[Items from a data source]
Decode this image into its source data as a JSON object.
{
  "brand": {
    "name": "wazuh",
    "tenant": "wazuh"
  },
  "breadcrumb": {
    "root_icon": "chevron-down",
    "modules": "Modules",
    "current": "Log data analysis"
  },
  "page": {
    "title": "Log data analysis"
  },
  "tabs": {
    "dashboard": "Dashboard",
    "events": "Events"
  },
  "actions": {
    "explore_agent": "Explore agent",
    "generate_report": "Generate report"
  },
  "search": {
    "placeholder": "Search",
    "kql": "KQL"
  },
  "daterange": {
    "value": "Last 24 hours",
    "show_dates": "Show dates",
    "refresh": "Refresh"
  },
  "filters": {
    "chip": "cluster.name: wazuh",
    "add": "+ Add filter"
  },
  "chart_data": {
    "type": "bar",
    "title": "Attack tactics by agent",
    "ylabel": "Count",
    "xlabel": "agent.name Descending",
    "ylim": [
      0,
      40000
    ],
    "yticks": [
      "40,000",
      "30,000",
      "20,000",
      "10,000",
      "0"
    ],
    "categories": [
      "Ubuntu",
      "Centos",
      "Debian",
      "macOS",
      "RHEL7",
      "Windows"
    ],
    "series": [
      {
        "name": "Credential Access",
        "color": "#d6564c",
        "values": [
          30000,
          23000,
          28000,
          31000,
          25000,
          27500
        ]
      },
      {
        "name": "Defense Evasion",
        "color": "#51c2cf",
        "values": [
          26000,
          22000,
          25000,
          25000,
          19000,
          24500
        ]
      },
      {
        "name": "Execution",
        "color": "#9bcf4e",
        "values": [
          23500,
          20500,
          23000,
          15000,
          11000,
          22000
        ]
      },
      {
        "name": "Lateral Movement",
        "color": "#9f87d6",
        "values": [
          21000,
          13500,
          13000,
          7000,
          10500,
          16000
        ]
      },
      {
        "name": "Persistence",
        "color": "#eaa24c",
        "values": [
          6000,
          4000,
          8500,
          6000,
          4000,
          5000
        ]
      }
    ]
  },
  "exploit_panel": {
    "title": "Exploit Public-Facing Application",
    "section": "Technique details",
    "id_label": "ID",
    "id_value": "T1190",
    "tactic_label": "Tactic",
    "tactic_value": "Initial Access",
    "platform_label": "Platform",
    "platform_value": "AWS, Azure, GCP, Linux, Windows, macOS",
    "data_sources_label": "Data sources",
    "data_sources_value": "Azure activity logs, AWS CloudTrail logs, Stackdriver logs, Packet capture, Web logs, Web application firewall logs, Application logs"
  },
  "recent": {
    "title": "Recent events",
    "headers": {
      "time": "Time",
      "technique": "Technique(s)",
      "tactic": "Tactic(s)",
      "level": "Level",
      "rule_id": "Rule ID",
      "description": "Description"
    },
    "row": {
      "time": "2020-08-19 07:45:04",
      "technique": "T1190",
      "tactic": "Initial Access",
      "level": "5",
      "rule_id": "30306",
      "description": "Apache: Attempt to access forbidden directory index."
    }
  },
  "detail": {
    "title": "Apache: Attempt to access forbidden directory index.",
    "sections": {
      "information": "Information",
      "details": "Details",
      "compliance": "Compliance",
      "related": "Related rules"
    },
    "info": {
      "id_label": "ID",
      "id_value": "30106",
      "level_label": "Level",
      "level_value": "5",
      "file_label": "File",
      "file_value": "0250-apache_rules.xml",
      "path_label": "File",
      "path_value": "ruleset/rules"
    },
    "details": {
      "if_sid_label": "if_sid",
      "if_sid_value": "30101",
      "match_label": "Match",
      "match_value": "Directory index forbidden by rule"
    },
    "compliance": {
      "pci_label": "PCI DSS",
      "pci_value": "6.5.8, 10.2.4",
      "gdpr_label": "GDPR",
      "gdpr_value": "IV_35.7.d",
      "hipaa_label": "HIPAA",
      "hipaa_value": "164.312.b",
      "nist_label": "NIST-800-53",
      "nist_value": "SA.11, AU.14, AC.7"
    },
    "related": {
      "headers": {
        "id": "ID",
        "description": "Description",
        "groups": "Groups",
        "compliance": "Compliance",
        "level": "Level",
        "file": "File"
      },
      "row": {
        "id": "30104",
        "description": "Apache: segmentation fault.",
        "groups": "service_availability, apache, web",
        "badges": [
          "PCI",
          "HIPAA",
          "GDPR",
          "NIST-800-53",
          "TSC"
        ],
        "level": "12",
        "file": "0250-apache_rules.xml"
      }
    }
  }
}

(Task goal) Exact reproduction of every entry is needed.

(Task output)
Decode this image into its source data as a JSON object.
{
  "brand": {
    "name": "wazuh",
    "tenant": "wazuh"
  },
  "breadcrumb": {
    "root_icon": "chevron-down",
    "modules": "Modules",
    "current": "Log data analysis"
  },
  "page": {
    "title": "Log data analysis"
  },
  "tabs": {
    "dashboard": "Dashboard",
    "events": "Events"
  },
  "actions": {
    "explore_agent": "Explore agent",
    "generate_report": "Generate report"
  },
  "search": {
    "placeholder": "Search",
    "kql": "KQL"
  },
  "daterange": {
    "value": "Last 24 hours",
    "show_dates": "Show dates",
    "refresh": "Refresh"
  },
  "filters": {
    "chip": "cluster.name: wazuh",
    "add": "+ Add filter"
  },
  "chart_data": {
    "type": "bar",
    "title": "Attack tactics by agent",
    "ylabel": "Count",
    "xlabel": "agent.name Descending",
    "ylim": [
      0,
      40000
    ],
    "yticks": [
      "40,000",
      "30,000",
      "20,000",
      "10,000",
      "0"
    ],
    "categories": [
      "Ubuntu",
      "Centos",
      "Debian",
      "macOS",
      "RHEL7",
      "Windows"
    ],
    "series": [
      {
        "name": "Credential Access",
        "color": "#d6564c",
        "values": [
          30000,
          23000,
          28000,
          31000,
          25000,
          27500
        ]
      },
      {
        "name": "Defense Evasion",
        "color": "#51c2cf",
        "values": [
          26000,
          22000,
          25000,
          25000,
          19000,
          24500
        ]
      },
      {
        "name": "Execution",
        "color": "#9bcf4e",
        "values": [
          23500,
          20500,
          23000,
          15000,
          11000,
          22000
        ]
      },
      {
        "name": "Lateral Movement",
        "color": "#9f87d6",
        "values": [
          21000,
          13500,
          13000,
          7000,
          10500,
          16000
        ]
      },
      {
        "name": "Persistence",
        "color": "#eaa24c",
        "values": [
          6000,
          4000,
          8500,
          6000,
          4000,
          5000
        ]
      }
    ]
  },
  "exploit_panel": {
    "title": "Exploit Public-Facing Application",
    "section": "Technique details",
    "id_label": "ID",
    "id_value": "T1190",
    "tactic_label": "Tactic",
    "tactic_value": "Initial Access",
    "platform_label": "Platform",
    "platform_value": "AWS, Azure, GCP, Linux, Windows, macOS",
    "data_sources_label": "Data sources",
    "data_sources_value": "Azure activity logs, AWS CloudTrail logs, Stackdriver logs, Packet capture, Web logs, Web application firewall logs, Application logs"
  },
  "recent": {
    "title": "Recent events",
    "headers": {
      "time": "Time",
      "technique": "Technique(s)",
      "tactic": "Tactic(s)",
      "level": "Level",
      "rule_id": "Rule ID",
      "description": "Description"
    },
    "row": {
      "time": "2020-08-19 07:45:04",
      "technique": "T1190",
      "tactic": "Initial Access",
      "level": "5",
      "rule_id": "30306",
      "description": "Apache: Attempt to access forbidden directory index."
    }
  },
  "detail": {
    "title": "Apache: Attempt to access forbidden directory index.",
    "sections": {
      "information": "Information",
      "details": "Details",
      "compliance": "Compliance",
      "related": "Related rules"
    },
    "info": {
      "id_label": "ID",
      "id_value": "30106",
      "level_label": "Level",
      "level_value": "5",
      "file_label": "File",
      "file_value": "0250-apache_rules.xml",
      "path_label": "File",
      "path_value": "ruleset/rules"
    },
    "details": {
      "if_sid_label": "if_sid",
      "if_sid_value": "30101",
      "match_label": "Match",
      "match_value": "Directory index forbidden by rule"
    },
    "compliance": {
      "pci_label": "PCI DSS",
      "pci_value": "6.5.8, 10.2.4",
      "gdpr_label": "GDPR",
      "gdpr_value": "IV_35.7.d",
      "hipaa_label": "HIPAA",
      "hipaa_value": "164.312.b",
      "nist_label": "NIST-800-53",
      "nist_value": "SA.11, AU.14, AC.7"
    },
    "related": {
      "headers": {
        "id": "ID",
        "description": "Description",
        "groups": "Groups",
        "compliance": "Compliance",
        "level": "Level",
        "file": "File"
      },
      "row": {
        "id": "30104",
        "description": "Apache: segmentation fault.",
        "groups": "service_availability, apache, web",
        "badges": [
          "PCI",
          "HIPAA",
          "GDPR",
          "NIST-800-53",
          "TSC"
        ],
        "level": "12",
        "file": "0250-apache_rules.xml"
      }
    }
  }
}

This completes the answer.